I’d expect you’re hitting a problem because your container copy (even without copying snapshots) is still dependent on the source snapshots because they form a hierarchical tree of changes (i.e source image snapshot -> oldest source snapshot -> newer source snapshot -> source instance volume -> copy of source instance volume).

Using zfs.clone_copy=rebase should help here (but a new copy will need to be made), as it will rebase the copied instance volumes ontop of the original source image rather than the source instance (but this will use more storage space).

So it would become: source image snapshot -> copy of source instance volume.

But with all of the differences between source image snapshot and source instance volume having been copied into the copy of source volume (taking up more space).

I ran lxc storage set default zfs.clone_copy false, and I can confirm, if I copy a container, I can now restore snapshots on the original container.
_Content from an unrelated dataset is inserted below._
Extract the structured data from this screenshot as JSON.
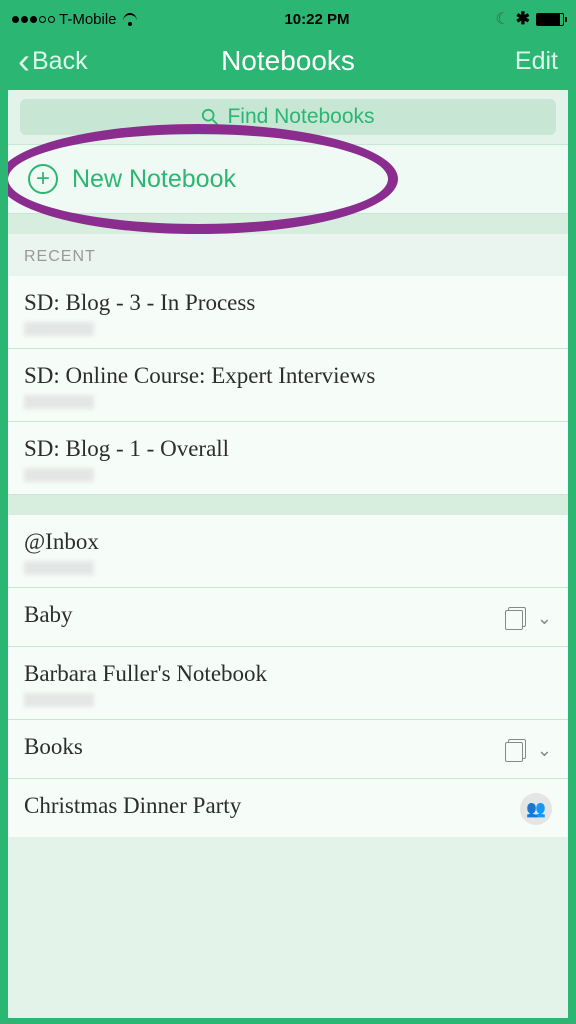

Thanks.

Question: if you create a snapshot on a container that is not running, until you boot it up, there is no real snapshot other than a record, on ZFS, is that correct?

Great. You may also use zfs.clone_copy=rebase as a somewhat more storage efficient approach than zfs.clone_copy=false that should still allow you to restore the original snapshots, but without having to fully copy the source image volume on each instance copy.

Well technically ZFS will report a snapshot exists, but as there has been no chance of any writes to the original volume it should theoretically be zero in size. But there may be some ZFS internal usage that means there is some usage reported.

Does the rebase mode, somewhat rely upon the original container? I mean if I want to use the clone for a backup, I presume false is better?

My understanding is that it will create a new volume from the source instance volume, but use the source image volume as the basis of the new volume (i.e only the differences between the source instance volume and the source image volume will be copied to the new volume). But after that the new volume isn’t related to the source instance volume.

So it is still kind of connected to the original container then, which sounds like could be more head ache down the line?

No not connected to the original container. Only the source image.

Its just at copy time the changes made to the source instance compared to the image are duplicated into the new volume. After that they are not related.

Let’s say I create a ubuntu container and then install apache.
Rebase will create a new container using the ubuntu image, and then add the apache difference?
If I set to false, a new image is created with ubuntu+apache combined, which is different to actual process of manually creating.

Is my understanding correct?